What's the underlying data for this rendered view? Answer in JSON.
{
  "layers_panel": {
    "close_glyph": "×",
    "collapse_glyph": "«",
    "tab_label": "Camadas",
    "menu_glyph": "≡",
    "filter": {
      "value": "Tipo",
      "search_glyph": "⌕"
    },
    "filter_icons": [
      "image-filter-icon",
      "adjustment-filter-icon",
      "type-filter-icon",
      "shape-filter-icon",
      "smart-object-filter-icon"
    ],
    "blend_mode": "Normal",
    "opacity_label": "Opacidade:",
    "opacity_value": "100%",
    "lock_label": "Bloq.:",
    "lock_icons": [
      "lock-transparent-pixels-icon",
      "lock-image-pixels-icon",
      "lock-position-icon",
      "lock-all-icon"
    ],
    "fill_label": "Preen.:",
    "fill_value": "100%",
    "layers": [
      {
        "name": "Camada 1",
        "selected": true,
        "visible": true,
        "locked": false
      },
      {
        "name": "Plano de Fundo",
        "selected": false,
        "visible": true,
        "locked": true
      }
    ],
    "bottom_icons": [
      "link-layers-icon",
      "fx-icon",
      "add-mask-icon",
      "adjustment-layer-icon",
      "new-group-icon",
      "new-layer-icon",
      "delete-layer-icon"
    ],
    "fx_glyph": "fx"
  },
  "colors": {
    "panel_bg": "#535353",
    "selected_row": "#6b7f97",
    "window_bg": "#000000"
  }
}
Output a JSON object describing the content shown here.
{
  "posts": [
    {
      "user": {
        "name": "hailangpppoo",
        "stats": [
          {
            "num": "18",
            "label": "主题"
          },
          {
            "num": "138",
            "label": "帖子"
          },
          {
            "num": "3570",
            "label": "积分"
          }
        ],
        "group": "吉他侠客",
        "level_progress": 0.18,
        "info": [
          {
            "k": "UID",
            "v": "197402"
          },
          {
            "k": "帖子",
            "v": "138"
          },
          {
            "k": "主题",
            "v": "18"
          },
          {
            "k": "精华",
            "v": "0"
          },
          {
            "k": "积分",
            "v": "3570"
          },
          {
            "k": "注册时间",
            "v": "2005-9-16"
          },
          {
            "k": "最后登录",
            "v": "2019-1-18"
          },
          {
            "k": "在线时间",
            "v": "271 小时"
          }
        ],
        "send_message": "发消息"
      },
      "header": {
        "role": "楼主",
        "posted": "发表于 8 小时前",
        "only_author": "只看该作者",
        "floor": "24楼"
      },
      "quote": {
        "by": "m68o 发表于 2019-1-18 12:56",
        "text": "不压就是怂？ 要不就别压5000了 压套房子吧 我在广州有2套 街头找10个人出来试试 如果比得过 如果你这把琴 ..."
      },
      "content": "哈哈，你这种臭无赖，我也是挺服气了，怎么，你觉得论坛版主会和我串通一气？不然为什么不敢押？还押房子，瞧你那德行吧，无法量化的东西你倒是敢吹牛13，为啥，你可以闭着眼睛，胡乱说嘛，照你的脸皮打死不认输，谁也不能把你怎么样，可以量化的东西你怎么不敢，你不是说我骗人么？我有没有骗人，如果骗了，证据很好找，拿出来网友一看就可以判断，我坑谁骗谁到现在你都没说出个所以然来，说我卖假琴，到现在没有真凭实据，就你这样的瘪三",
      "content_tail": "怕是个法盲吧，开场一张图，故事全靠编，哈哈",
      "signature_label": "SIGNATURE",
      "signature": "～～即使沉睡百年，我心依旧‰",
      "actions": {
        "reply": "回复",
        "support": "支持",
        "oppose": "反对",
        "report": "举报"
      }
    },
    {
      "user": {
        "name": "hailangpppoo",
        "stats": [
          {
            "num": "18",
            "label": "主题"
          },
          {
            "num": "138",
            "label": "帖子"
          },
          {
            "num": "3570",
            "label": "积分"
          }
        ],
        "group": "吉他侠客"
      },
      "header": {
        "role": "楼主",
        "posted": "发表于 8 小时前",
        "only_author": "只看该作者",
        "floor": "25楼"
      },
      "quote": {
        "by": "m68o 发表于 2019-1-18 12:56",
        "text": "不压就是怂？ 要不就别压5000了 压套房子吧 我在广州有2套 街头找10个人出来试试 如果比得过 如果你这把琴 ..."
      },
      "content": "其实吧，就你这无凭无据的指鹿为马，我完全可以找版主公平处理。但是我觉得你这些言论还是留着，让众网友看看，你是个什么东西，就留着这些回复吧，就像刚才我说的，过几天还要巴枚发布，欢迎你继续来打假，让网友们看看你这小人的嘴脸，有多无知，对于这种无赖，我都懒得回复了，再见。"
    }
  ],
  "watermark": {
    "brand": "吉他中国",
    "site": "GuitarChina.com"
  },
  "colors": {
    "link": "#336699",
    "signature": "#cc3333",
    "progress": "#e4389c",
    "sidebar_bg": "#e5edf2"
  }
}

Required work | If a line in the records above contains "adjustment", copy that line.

Your solution |
      "adjustment-filter-icon",
      "adjustment-layer-icon",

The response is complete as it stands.